Exercise description. Read through the listing and copy every line that contains the word "name".

====

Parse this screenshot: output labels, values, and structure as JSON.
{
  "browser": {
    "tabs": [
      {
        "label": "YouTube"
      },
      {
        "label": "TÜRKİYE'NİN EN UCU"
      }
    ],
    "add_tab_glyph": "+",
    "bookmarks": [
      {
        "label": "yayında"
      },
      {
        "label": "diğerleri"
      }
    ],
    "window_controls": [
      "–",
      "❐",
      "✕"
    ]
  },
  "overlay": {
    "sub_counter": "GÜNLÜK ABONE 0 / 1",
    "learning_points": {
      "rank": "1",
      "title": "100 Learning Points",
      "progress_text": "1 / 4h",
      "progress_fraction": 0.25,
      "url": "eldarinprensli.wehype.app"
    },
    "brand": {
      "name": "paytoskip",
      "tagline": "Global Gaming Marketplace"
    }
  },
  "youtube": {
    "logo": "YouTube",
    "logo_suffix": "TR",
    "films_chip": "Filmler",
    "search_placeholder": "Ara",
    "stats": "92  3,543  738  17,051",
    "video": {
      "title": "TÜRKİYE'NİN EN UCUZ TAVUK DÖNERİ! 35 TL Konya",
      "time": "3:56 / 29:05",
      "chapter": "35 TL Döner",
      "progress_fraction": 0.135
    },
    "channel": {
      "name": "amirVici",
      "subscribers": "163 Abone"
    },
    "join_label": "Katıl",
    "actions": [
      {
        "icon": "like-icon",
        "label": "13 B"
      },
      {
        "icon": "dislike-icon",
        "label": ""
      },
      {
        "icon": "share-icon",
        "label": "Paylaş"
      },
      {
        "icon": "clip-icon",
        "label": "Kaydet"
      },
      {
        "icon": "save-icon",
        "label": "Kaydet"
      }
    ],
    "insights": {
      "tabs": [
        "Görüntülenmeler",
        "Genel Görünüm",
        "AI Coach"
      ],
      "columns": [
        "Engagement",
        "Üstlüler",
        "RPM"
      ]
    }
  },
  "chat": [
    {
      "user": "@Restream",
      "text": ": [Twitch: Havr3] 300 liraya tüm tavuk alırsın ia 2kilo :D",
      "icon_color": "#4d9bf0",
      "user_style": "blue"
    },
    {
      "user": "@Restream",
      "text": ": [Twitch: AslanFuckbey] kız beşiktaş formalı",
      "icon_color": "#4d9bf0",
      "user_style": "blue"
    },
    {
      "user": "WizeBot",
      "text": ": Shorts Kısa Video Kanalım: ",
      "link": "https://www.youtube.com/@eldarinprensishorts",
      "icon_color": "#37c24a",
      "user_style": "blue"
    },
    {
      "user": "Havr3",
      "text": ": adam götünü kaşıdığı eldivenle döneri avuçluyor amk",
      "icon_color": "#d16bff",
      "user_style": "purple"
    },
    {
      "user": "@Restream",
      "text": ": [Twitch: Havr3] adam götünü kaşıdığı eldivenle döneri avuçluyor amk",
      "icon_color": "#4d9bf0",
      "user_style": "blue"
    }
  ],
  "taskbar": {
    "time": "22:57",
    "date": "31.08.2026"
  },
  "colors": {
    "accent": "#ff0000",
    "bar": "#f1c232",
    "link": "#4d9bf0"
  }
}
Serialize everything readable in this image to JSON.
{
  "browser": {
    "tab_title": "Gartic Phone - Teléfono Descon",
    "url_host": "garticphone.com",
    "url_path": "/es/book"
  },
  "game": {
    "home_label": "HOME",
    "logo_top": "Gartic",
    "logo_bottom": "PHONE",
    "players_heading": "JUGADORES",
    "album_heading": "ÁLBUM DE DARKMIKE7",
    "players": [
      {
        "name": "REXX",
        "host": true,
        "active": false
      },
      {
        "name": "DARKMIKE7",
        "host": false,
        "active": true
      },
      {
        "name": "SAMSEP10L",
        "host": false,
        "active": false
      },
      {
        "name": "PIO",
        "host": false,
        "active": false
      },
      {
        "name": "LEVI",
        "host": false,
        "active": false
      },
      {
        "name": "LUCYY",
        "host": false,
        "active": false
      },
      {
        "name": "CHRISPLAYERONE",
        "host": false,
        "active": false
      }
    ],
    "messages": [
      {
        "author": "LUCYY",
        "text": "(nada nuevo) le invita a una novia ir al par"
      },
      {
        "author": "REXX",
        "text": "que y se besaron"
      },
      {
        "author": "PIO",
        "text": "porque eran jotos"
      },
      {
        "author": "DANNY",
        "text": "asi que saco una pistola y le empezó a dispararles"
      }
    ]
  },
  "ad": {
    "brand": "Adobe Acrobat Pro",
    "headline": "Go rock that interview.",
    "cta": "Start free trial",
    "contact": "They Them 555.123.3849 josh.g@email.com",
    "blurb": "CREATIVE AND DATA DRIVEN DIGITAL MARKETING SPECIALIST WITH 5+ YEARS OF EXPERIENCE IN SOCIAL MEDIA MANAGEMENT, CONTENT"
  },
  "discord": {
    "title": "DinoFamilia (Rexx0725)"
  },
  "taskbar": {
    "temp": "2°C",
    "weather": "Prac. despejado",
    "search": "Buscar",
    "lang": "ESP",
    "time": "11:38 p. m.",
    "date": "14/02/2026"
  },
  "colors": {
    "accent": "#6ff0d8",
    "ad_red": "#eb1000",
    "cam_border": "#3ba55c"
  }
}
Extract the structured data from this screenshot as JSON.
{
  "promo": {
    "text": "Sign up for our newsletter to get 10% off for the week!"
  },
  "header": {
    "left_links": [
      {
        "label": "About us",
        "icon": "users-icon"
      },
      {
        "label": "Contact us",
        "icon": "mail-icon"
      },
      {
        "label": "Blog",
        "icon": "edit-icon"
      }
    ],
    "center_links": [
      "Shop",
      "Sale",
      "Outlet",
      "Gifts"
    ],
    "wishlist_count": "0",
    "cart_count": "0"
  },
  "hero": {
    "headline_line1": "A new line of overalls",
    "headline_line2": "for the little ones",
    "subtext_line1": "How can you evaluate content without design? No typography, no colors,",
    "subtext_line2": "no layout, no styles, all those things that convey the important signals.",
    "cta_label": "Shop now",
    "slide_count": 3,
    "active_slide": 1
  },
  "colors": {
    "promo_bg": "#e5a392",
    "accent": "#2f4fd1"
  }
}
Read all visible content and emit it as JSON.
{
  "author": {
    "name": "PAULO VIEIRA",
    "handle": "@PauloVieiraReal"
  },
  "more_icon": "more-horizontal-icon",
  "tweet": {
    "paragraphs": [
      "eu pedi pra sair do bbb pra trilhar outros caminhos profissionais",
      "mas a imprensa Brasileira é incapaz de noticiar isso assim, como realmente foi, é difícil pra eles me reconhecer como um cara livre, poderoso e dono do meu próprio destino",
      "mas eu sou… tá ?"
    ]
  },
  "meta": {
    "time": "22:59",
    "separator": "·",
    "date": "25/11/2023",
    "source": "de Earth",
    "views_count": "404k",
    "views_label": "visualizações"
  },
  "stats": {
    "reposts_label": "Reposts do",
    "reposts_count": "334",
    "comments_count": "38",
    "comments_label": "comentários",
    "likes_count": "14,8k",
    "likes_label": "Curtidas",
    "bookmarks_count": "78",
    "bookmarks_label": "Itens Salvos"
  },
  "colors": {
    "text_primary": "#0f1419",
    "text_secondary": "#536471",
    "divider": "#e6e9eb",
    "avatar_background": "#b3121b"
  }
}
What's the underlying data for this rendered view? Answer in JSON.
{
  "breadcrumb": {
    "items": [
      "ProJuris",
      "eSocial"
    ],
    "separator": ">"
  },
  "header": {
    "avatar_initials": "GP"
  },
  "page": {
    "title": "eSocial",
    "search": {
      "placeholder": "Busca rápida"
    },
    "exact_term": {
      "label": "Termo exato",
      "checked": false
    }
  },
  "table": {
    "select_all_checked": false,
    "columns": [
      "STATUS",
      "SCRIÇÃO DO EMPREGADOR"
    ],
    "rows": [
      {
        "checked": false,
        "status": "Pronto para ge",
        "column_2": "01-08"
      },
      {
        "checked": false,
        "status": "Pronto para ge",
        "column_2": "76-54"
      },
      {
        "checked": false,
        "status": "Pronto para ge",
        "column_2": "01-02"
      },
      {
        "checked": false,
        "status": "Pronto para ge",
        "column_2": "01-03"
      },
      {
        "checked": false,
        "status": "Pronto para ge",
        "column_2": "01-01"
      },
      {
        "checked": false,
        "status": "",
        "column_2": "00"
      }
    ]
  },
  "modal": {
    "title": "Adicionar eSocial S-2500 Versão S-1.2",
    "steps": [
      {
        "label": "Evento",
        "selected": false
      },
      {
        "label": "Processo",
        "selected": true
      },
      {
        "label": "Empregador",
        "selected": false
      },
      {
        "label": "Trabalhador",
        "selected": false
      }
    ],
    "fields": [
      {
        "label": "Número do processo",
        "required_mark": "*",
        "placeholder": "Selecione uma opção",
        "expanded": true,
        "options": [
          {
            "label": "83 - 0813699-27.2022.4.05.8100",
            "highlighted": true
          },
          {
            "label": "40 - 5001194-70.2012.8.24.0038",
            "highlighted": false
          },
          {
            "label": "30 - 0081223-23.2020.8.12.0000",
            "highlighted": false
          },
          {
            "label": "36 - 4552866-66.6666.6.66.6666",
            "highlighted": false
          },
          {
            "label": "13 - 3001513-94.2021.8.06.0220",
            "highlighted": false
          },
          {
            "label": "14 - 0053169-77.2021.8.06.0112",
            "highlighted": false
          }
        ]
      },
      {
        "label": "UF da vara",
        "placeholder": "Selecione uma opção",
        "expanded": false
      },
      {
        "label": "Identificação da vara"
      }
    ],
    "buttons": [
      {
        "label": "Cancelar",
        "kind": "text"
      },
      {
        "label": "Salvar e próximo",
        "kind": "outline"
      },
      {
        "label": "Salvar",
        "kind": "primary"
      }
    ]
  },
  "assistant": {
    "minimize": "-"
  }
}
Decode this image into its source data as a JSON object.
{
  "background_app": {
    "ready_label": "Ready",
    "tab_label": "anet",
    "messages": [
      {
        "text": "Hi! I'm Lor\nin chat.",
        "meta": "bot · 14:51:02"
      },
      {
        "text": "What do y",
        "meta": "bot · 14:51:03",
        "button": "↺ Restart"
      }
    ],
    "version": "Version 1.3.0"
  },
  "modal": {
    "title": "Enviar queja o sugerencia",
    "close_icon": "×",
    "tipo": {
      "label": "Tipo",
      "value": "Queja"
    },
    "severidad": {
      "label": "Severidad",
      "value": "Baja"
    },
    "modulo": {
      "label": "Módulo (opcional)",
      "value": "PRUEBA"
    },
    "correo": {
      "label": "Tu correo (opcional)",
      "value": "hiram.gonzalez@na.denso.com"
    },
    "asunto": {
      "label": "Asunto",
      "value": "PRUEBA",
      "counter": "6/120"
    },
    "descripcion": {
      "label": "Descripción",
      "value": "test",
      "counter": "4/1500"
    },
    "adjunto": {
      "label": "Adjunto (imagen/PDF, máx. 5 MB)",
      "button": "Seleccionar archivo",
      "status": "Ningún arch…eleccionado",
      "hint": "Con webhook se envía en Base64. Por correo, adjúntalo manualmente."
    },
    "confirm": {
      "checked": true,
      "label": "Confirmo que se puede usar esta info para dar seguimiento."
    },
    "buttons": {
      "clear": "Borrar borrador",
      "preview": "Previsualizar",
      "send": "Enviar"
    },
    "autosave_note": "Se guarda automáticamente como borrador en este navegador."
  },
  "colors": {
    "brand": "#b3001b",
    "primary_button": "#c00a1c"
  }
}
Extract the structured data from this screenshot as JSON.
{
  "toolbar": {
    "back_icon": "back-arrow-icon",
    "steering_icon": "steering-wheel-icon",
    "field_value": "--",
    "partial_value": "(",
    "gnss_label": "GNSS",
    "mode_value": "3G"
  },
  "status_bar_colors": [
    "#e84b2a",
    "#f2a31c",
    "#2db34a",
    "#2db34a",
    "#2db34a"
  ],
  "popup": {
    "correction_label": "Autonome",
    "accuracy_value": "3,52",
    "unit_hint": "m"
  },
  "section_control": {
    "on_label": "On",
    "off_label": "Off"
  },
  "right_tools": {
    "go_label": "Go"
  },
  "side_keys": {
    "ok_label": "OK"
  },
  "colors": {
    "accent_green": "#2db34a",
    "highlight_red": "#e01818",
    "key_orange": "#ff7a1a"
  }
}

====

Exercise solution.
      "name": "paytoskip",
      "name": "amirVici",
        "name": "REXX",
        "name": "DARKMIKE7",
        "name": "SAMSEP10L",
        "name": "PIO",
        "name": "LEVI",
        "name": "LUCYY",
        "name": "CHRISPLAYERONE",
    "name": "PAULO VIEIRA",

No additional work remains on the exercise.